In the fourth talk of the Great Cases Series, Senior Advocate Mr. Sidharth Luthra narrated his experiences in the two cases - the Subramaniam Swamy case, relating to Section 6A of the Delhi Special Police Establishment Act, 1946 in the context of investigation of corruption in public offices and in the case relating to the commutation of death sentences of the assassins of Rajiv Gandhi. Mr Luthra also discussed the background of these cases, the legal issues involved and the possible future consequences.
Thereafter, a wide-ranging discussion between Mr Luthra and the members of the audience followed, where the two cases as well as various aspects of criminal law and constitutional law were discussed.
In the third talk of our series on 'Great Cases', Ms. Karuna Nundy, who appeared on behalf of PUCL in Shreya Singhal v. Union of India, spoke about the impact of the judgment on the development of free speech laws in India, and her experiences in court while litigating this case. The complete video of her talk can be accessed on the website of The Firm
Mr. Raju Ramachandran spoke to an audience of 60-odd lawyers, journalists and scholars about his experiences as amicus curiae to the Supreme Court in the Ajmal Kasab decision. Through his experience of being asked to defend Kasab, the reactions he faced and the arguments presented in Court, he raised larger questions on the role of an amicus, which led to a lively discussion after the talk.
Ever since the first tribunal, the Income Tax Appellate Tribunal (‘ITAT”), was set up in 1941, tribunalisation has been seen as a panacea for the litigation explosion being faced by the regular court system in India. However, over time, stakeholders have expressed serious concerns regarding the constitution and functioning of tribunals.
Vidhi has embarked on a series of reports to address macro level issues with the functioning of tribunals and tribunalisation per se, and also to analyse the concerns raised and suggest reform where necessary.
Our first report examines the functioning of Telecom Disputes Settlement and Appellate Tribunal (“TDSAT”). The report inter alia highlighted certain concerns as regards the functional autonomy of TDSAT such as (i) Lack of ability to hire its own staff; (ii) Dependence on the Central Government for funding and (iii) Lack of separate, independent infrastructure.
The second report in this series analysed the normative and functional independence with which the Intellectual Property Appellate Board (“IPAB”) operates. The report inter alia demonstrated that first, the qualifications of persons who can be appointed as Expert Members to the IPAB did not commensurate to the jurisdiction and powers of the IPAB. Second, there was no protection against unfair variation in the terms and conditions of service once a Member of the Tribunal has been appointed.

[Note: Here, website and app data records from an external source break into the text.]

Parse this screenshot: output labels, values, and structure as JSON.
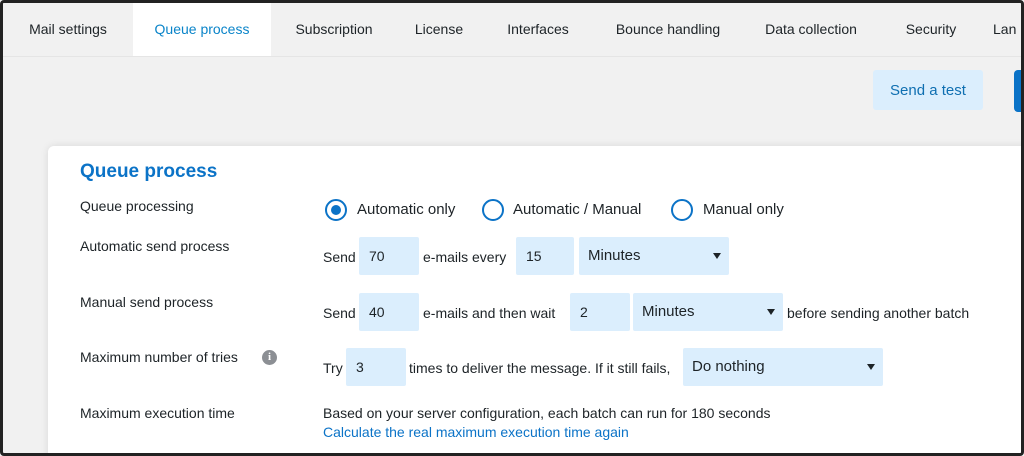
{
  "tabs": [
    {
      "label": "Mail settings"
    },
    {
      "label": "Queue process"
    },
    {
      "label": "Subscription"
    },
    {
      "label": "License"
    },
    {
      "label": "Interfaces"
    },
    {
      "label": "Bounce handling"
    },
    {
      "label": "Data collection"
    },
    {
      "label": "Security"
    },
    {
      "label": "Lan"
    }
  ],
  "toolbar": {
    "send_test_label": "Send a test"
  },
  "section": {
    "heading": "Queue process"
  },
  "rows": {
    "queue_processing": {
      "label": "Queue processing",
      "options": [
        "Automatic only",
        "Automatic / Manual",
        "Manual only"
      ],
      "selected": "Automatic only"
    },
    "automatic_send": {
      "label": "Automatic send process",
      "prefix": "Send",
      "count": "70",
      "middle": "e-mails every",
      "interval": "15",
      "unit": "Minutes"
    },
    "manual_send": {
      "label": "Manual send process",
      "prefix": "Send",
      "count": "40",
      "middle": "e-mails and then wait",
      "interval": "2",
      "unit": "Minutes",
      "suffix": "before sending another batch"
    },
    "max_tries": {
      "label": "Maximum number of tries",
      "prefix": "Try",
      "tries": "3",
      "middle": "times to deliver the message. If it still fails,",
      "action": "Do nothing"
    },
    "max_execution": {
      "label": "Maximum execution time",
      "description": "Based on your server configuration, each batch can run for 180 seconds",
      "link": "Calculate the real maximum execution time again"
    }
  },
  "colors": {
    "accent": "#0b73c7",
    "input_bg": "#dbeefd"
  }
}
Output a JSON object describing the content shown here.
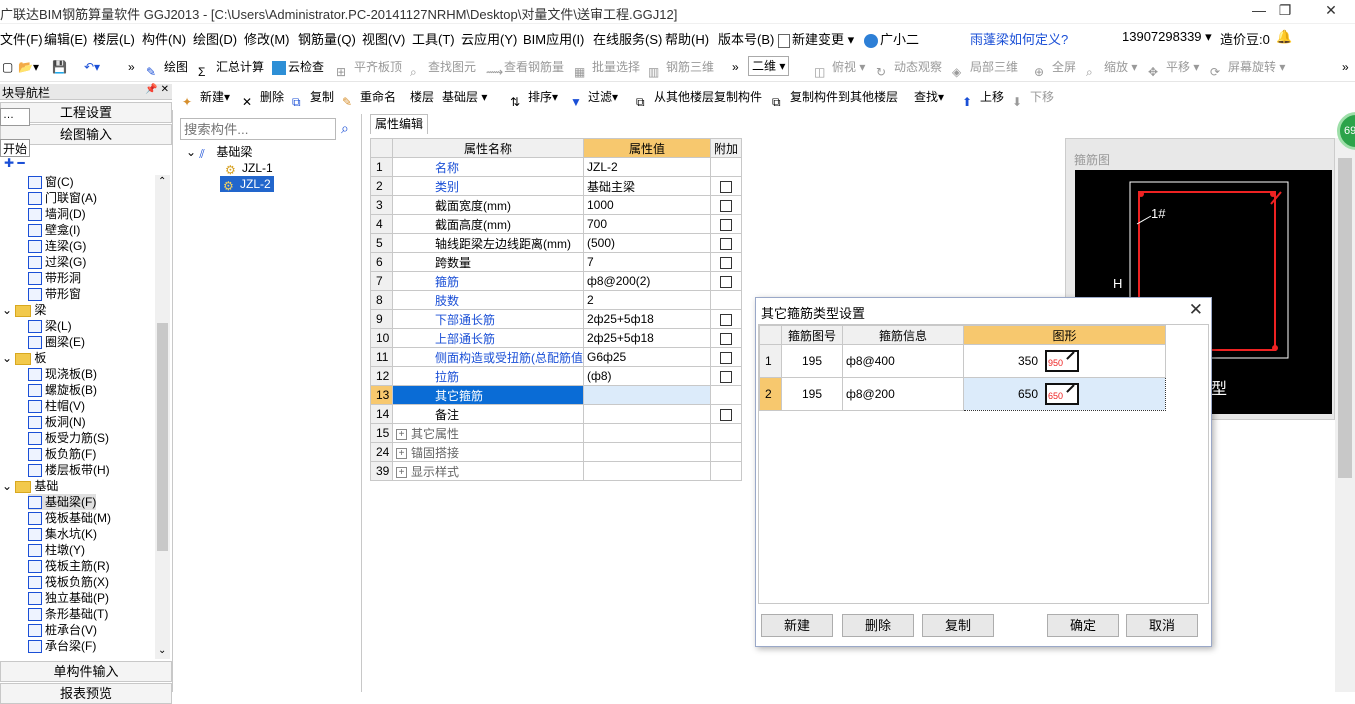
{
  "window": {
    "title": "广联达BIM钢筋算量软件 GGJ2013 - [C:\\Users\\Administrator.PC-20141127NRHM\\Desktop\\对量文件\\送审工程.GGJ12]",
    "min": "—",
    "restore": "❐",
    "close": "✕"
  },
  "menu": [
    "文件(F)",
    "编辑(E)",
    "楼层(L)",
    "构件(N)",
    "绘图(D)",
    "修改(M)",
    "钢筋量(Q)",
    "视图(V)",
    "工具(T)",
    "云应用(Y)",
    "BIM应用(I)",
    "在线服务(S)",
    "帮助(H)",
    "版本号(B)",
    "新建变更",
    "广小二",
    "雨蓬梁如何定义?",
    "13907298339",
    "造价豆:0"
  ],
  "toolbar1": [
    "绘图",
    "汇总计算",
    "云检查",
    "平齐板顶",
    "查找图元",
    "查看钢筋量",
    "批量选择",
    "钢筋三维",
    "二维",
    "俯视",
    "动态观察",
    "局部三维",
    "全屏",
    "缩放",
    "平移",
    "屏幕旋转"
  ],
  "toolbar2": [
    "新建",
    "删除",
    "复制",
    "重命名",
    "楼层",
    "基础层",
    "排序",
    "过滤",
    "从其他楼层复制构件",
    "复制构件到其他楼层",
    "查找",
    "上移",
    "下移"
  ],
  "left_panel": {
    "title": "块导航栏",
    "pin": "📌 ✕",
    "btn_project": "工程设置",
    "btn_draw": "绘图输入",
    "start_label": "开始",
    "small_box": "…",
    "items": [
      {
        "label": "窗(C)",
        "indent": 2
      },
      {
        "label": "门联窗(A)",
        "indent": 2
      },
      {
        "label": "墙洞(D)",
        "indent": 2
      },
      {
        "label": "壁龛(I)",
        "indent": 2
      },
      {
        "label": "连梁(G)",
        "indent": 2
      },
      {
        "label": "过梁(G)",
        "indent": 2
      },
      {
        "label": "带形洞",
        "indent": 2
      },
      {
        "label": "带形窗",
        "indent": 2
      },
      {
        "label": "梁",
        "indent": 1,
        "folder": true
      },
      {
        "label": "梁(L)",
        "indent": 2
      },
      {
        "label": "圈梁(E)",
        "indent": 2
      },
      {
        "label": "板",
        "indent": 1,
        "folder": true
      },
      {
        "label": "现浇板(B)",
        "indent": 2
      },
      {
        "label": "螺旋板(B)",
        "indent": 2
      },
      {
        "label": "柱帽(V)",
        "indent": 2
      },
      {
        "label": "板洞(N)",
        "indent": 2
      },
      {
        "label": "板受力筋(S)",
        "indent": 2
      },
      {
        "label": "板负筋(F)",
        "indent": 2
      },
      {
        "label": "楼层板带(H)",
        "indent": 2
      },
      {
        "label": "基础",
        "indent": 1,
        "folder": true
      },
      {
        "label": "基础梁(F)",
        "indent": 2,
        "selected": true
      },
      {
        "label": "筏板基础(M)",
        "indent": 2
      },
      {
        "label": "集水坑(K)",
        "indent": 2
      },
      {
        "label": "柱墩(Y)",
        "indent": 2
      },
      {
        "label": "筏板主筋(R)",
        "indent": 2
      },
      {
        "label": "筏板负筋(X)",
        "indent": 2
      },
      {
        "label": "独立基础(P)",
        "indent": 2
      },
      {
        "label": "条形基础(T)",
        "indent": 2
      },
      {
        "label": "桩承台(V)",
        "indent": 2
      },
      {
        "label": "承台梁(F)",
        "indent": 2
      }
    ],
    "btn_single": "单构件输入",
    "btn_report": "报表预览"
  },
  "component_tree": {
    "search_placeholder": "搜索构件...",
    "root": "基础梁",
    "children": [
      "JZL-1",
      "JZL-2"
    ]
  },
  "properties": {
    "tab": "属性编辑",
    "headers": [
      "属性名称",
      "属性值",
      "附加"
    ],
    "rows": [
      {
        "n": "1",
        "name": "名称",
        "value": "JZL-2",
        "blue": true,
        "cb": false
      },
      {
        "n": "2",
        "name": "类别",
        "value": "基础主梁",
        "blue": true,
        "cb": true
      },
      {
        "n": "3",
        "name": "截面宽度(mm)",
        "value": "1000",
        "cb": true
      },
      {
        "n": "4",
        "name": "截面高度(mm)",
        "value": "700",
        "cb": true
      },
      {
        "n": "5",
        "name": "轴线距梁左边线距离(mm)",
        "value": "(500)",
        "cb": true
      },
      {
        "n": "6",
        "name": "跨数量",
        "value": "7",
        "cb": true
      },
      {
        "n": "7",
        "name": "箍筋",
        "value": "ф8@200(2)",
        "blue": true,
        "cb": true
      },
      {
        "n": "8",
        "name": "肢数",
        "value": "2",
        "blue": true,
        "cb": false
      },
      {
        "n": "9",
        "name": "下部通长筋",
        "value": "2ф25+5ф18",
        "blue": true,
        "cb": true
      },
      {
        "n": "10",
        "name": "上部通长筋",
        "value": "2ф25+5ф18",
        "blue": true,
        "cb": true
      },
      {
        "n": "11",
        "name": "侧面构造或受扭筋(总配筋值)",
        "value": "G6ф25",
        "blue": true,
        "cb": true
      },
      {
        "n": "12",
        "name": "拉筋",
        "value": "(ф8)",
        "blue": true,
        "cb": true
      },
      {
        "n": "13",
        "name": "其它箍筋",
        "value": "",
        "selected": true,
        "cb": false
      },
      {
        "n": "14",
        "name": "备注",
        "value": "",
        "cb": true
      },
      {
        "n": "15",
        "name": "其它属性",
        "value": "",
        "group": true
      },
      {
        "n": "24",
        "name": "锚固搭接",
        "value": "",
        "group": true
      },
      {
        "n": "39",
        "name": "显示样式",
        "value": "",
        "group": true
      }
    ]
  },
  "preview": {
    "label": "箍筋图",
    "mark": "1#",
    "h_label": "H",
    "partial": "型"
  },
  "dialog": {
    "title": "其它箍筋类型设置",
    "close": "✕",
    "headers": [
      "箍筋图号",
      "箍筋信息",
      "图形"
    ],
    "rows": [
      {
        "n": "1",
        "code": "195",
        "info": "ф8@400",
        "dim": "350",
        "shape_label": "950"
      },
      {
        "n": "2",
        "code": "195",
        "info": "ф8@200",
        "dim": "650",
        "shape_label": "650"
      }
    ],
    "btn_new": "新建",
    "btn_delete": "删除",
    "btn_copy": "复制",
    "btn_ok": "确定",
    "btn_cancel": "取消"
  },
  "badge": "69"
}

The report also suggested the legislative changes that were required to adequately safeguard the independence of IPAB. Vidhi’s third report in this series evaluated the normative and functional independence with which 29 tribunals in India operate in light of the critical Supreme Court judgement in Madras Bar Association v. Union of India which declared the setting up of National Tax Tribunal as unconstitutional.
At present, we are assisting the Ministry of Law and Justice in overhauling and streamlining of the judicial tribunals system in India.
A snapshot of the first talk by Mr. Andhyarujina on Kesavananda Bharati case for our series on Great Cases held last Friday at India International Centre.
The video of the entire talk can be accessed on the website of the CNBC TV18's show 'The Firm', here: